Website and app data records:
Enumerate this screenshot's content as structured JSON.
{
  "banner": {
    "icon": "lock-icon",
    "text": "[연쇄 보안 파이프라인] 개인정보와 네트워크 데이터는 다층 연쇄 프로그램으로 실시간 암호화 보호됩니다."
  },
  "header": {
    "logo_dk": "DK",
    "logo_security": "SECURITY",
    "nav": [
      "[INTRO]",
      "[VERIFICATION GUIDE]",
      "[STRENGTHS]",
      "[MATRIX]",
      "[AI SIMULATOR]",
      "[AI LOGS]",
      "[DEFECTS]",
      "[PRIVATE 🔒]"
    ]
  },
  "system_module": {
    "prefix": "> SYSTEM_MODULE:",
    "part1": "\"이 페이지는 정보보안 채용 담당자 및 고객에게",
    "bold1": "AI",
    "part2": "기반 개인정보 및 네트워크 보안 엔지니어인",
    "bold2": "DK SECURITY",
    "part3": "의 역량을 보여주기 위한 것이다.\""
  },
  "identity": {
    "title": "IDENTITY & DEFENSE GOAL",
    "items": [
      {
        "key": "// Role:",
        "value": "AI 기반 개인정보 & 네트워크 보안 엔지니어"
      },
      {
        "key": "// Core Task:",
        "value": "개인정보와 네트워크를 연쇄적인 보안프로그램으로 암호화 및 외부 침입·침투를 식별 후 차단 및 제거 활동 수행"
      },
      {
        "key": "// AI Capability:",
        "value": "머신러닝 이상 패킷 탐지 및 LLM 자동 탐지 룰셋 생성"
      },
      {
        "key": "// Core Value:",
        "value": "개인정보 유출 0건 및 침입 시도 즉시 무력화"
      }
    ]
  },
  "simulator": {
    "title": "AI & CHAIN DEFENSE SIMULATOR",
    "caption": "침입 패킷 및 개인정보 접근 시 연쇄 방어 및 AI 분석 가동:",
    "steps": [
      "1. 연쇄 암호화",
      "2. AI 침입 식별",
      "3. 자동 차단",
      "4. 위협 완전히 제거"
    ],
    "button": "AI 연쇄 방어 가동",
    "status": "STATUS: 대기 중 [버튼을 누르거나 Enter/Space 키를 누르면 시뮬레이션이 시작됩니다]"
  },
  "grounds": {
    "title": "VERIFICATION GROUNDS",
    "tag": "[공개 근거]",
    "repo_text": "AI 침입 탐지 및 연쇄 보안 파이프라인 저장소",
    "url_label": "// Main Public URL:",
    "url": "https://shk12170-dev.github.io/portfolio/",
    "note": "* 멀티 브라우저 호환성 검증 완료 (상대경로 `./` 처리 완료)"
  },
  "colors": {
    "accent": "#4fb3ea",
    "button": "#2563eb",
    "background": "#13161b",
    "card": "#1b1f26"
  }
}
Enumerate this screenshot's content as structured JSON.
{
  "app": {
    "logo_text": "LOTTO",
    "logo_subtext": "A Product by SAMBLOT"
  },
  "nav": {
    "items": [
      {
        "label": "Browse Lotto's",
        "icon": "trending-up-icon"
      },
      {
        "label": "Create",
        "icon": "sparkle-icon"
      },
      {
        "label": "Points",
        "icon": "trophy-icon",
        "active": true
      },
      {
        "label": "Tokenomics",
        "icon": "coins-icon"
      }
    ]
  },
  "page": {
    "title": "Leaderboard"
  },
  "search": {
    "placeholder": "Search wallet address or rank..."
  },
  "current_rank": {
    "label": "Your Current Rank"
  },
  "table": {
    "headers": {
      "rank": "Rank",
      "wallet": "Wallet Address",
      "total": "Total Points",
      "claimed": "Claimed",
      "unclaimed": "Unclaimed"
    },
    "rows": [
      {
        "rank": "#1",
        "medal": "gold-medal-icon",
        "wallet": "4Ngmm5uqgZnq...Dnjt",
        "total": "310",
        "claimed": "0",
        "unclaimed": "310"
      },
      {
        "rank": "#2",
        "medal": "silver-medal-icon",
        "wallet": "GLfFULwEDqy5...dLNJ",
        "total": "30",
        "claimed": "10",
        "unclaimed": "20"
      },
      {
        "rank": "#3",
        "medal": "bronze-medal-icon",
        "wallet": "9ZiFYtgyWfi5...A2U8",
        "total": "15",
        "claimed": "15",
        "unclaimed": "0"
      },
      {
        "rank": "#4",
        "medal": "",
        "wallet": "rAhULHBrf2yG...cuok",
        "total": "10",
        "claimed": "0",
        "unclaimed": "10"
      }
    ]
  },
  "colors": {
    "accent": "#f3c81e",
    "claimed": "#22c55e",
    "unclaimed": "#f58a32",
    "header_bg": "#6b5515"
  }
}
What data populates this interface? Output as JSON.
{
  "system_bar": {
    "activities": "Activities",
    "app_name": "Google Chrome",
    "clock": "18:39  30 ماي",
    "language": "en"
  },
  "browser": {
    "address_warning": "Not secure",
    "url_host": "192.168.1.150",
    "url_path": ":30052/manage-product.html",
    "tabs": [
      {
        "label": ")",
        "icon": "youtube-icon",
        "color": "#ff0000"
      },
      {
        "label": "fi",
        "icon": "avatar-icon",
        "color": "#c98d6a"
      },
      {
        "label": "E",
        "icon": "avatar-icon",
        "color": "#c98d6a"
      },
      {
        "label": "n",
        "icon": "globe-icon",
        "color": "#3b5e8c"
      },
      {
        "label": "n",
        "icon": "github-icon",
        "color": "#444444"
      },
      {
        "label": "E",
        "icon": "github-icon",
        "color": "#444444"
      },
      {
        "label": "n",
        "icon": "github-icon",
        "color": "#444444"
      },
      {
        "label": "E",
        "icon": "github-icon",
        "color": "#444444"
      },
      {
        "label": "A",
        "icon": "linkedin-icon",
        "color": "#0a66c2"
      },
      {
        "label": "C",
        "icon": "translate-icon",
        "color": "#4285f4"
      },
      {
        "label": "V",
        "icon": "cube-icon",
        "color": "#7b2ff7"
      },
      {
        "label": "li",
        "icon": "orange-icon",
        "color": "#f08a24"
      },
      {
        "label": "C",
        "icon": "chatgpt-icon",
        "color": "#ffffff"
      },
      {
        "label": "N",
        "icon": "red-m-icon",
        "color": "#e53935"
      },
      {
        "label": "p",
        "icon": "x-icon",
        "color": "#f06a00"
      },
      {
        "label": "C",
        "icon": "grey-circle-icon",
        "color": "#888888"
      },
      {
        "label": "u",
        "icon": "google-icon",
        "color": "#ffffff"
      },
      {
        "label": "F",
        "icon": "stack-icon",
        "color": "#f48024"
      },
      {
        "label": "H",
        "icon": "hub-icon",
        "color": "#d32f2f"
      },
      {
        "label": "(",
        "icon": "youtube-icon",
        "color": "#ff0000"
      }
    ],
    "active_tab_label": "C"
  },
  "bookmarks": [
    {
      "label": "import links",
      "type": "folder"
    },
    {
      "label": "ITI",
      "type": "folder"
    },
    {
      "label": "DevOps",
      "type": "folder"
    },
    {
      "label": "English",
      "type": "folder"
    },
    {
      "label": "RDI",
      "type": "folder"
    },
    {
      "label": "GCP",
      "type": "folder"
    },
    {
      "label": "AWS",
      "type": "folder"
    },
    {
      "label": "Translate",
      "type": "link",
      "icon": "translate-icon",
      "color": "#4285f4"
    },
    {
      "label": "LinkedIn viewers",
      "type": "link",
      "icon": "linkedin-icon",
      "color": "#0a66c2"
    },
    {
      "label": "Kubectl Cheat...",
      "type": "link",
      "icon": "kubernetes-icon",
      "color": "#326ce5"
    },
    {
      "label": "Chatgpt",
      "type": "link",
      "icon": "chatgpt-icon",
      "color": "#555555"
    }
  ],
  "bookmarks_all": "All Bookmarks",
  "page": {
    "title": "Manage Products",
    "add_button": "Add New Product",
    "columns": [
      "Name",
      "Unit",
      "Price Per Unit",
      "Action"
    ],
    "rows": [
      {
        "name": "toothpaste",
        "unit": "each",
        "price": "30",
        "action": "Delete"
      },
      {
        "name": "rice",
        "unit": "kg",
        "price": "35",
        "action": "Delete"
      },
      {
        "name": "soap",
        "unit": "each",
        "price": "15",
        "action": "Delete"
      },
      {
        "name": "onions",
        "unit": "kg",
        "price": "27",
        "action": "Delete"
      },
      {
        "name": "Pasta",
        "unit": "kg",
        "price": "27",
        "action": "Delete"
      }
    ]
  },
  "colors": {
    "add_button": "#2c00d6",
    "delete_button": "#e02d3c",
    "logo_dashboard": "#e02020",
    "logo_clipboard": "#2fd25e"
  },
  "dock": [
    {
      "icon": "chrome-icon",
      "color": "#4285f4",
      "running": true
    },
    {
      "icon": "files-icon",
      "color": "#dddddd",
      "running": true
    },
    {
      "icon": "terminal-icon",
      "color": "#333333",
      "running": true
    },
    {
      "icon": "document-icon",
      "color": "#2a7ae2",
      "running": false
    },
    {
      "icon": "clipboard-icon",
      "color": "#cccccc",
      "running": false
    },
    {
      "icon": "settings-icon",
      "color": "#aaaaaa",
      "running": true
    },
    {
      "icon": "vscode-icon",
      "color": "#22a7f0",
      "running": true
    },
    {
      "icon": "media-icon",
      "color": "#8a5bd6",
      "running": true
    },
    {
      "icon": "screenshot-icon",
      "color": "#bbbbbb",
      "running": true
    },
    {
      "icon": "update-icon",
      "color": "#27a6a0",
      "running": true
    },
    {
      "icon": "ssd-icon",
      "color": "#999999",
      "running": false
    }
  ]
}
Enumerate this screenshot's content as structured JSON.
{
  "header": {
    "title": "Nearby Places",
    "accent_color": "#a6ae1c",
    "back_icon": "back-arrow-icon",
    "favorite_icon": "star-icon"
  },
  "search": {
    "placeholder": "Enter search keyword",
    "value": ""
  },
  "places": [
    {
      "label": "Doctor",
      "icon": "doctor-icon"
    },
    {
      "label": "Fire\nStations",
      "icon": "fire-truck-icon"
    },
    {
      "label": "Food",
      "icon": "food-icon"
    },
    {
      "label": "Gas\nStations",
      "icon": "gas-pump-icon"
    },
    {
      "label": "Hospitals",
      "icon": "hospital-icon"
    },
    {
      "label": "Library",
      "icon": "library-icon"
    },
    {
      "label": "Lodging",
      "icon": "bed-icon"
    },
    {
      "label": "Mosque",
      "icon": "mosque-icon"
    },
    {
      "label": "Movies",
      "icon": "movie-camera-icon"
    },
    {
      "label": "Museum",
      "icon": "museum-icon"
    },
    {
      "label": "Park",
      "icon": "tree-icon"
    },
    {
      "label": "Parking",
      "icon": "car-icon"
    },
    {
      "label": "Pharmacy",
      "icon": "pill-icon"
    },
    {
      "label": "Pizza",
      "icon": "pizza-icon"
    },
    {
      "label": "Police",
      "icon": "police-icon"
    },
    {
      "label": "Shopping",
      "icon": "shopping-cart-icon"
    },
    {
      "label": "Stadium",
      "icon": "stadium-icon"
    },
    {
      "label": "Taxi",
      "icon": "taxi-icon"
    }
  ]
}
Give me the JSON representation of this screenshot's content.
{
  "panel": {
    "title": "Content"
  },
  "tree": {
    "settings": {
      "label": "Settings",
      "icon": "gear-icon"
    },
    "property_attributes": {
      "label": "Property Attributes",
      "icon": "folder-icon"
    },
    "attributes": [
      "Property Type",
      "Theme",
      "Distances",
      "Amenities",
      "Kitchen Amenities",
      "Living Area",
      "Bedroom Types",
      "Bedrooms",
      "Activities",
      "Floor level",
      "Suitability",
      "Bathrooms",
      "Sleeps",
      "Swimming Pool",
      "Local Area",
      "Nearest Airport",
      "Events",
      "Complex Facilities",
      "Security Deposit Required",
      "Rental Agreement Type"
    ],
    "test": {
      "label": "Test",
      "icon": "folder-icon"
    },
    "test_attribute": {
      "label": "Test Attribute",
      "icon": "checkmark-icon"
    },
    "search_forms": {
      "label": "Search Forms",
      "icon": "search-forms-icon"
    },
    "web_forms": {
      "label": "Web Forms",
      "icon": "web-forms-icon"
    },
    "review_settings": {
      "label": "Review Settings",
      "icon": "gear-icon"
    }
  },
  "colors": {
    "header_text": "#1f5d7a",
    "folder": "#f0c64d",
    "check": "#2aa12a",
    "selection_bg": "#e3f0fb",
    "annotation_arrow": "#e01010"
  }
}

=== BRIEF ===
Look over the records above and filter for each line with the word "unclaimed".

=== COMPLETED EXERCISE ===
      "unclaimed": "Unclaimed"
        "unclaimed": "310"
        "unclaimed": "20"
        "unclaimed": "0"
        "unclaimed": "10"
    "unclaimed": "#f58a32",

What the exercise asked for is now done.